Work order: Search the data below for "true" and report how many lines contain it, with no other text.

*** Available records ***

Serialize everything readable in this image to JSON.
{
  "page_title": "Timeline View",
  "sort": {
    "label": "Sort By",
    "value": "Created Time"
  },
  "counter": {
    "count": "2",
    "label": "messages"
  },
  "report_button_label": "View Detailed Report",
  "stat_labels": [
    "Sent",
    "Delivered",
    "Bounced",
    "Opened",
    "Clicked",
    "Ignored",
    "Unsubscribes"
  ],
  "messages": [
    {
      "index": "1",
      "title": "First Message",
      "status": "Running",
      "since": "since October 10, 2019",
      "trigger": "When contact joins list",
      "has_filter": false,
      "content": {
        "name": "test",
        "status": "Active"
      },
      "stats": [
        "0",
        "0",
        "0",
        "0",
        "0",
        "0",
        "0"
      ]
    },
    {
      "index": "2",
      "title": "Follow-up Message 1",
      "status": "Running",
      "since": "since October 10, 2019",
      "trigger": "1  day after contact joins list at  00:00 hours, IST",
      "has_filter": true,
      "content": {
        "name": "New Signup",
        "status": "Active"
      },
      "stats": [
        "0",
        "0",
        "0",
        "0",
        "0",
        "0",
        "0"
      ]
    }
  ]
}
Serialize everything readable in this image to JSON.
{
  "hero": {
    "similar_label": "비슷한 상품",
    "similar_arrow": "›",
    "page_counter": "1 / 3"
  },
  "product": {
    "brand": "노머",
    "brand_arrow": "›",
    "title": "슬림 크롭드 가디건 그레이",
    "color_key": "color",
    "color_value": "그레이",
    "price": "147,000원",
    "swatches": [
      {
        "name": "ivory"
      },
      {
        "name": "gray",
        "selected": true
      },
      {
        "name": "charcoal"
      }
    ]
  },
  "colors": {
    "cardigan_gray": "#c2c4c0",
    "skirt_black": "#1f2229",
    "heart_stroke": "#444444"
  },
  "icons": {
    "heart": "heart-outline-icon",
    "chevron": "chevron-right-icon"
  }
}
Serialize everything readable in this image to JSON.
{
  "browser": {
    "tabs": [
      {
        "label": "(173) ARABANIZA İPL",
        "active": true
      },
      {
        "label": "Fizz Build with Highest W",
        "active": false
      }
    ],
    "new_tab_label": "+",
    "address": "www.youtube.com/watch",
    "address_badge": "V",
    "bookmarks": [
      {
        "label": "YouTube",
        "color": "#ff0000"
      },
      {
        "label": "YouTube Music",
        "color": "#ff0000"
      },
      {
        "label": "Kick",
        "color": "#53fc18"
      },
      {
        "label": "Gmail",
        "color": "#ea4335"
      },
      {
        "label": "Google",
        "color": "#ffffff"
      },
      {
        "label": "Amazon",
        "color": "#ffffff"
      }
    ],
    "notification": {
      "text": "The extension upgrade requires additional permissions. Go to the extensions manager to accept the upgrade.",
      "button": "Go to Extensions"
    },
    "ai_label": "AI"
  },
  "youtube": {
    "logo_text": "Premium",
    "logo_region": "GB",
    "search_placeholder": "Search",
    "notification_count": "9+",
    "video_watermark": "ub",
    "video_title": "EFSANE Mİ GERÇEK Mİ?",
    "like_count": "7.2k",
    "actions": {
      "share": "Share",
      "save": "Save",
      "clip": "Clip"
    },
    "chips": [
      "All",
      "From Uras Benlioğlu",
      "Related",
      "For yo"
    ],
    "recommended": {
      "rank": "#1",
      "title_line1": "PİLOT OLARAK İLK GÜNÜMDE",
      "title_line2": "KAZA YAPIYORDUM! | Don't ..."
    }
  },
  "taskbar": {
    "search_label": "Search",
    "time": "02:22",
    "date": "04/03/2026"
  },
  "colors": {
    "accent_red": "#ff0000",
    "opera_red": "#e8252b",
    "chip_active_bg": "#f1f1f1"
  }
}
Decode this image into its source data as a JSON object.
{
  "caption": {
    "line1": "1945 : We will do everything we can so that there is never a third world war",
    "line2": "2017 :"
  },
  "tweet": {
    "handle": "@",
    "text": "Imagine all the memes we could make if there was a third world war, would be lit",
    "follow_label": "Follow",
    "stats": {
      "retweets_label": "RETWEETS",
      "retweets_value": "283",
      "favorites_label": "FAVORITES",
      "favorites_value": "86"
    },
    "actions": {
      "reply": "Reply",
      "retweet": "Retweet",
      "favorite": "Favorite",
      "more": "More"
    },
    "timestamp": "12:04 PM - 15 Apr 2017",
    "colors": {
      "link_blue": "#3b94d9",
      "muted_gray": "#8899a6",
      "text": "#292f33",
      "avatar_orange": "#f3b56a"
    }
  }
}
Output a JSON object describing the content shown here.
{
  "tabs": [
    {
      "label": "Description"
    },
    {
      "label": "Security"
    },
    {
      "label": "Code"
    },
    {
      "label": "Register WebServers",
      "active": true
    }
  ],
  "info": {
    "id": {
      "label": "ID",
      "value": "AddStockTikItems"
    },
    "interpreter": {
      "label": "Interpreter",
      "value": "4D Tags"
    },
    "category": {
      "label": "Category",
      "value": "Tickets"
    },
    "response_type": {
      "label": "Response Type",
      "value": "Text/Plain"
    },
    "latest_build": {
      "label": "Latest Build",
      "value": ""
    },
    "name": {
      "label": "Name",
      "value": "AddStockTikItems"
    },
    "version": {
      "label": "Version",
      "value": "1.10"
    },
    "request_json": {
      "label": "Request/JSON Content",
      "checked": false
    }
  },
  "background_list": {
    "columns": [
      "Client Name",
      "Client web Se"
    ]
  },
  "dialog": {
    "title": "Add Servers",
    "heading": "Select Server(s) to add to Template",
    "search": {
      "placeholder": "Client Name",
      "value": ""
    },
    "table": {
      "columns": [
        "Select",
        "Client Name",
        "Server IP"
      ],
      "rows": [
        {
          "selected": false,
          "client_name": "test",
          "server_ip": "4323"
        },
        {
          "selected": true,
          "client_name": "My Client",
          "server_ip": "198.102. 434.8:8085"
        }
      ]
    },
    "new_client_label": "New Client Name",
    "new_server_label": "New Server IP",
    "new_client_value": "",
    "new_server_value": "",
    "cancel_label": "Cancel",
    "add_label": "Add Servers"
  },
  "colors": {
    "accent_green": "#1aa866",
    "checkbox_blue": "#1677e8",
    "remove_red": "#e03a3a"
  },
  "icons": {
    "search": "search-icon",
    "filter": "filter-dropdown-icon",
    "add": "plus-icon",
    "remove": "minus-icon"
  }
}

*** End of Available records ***

Result for this exercise: 5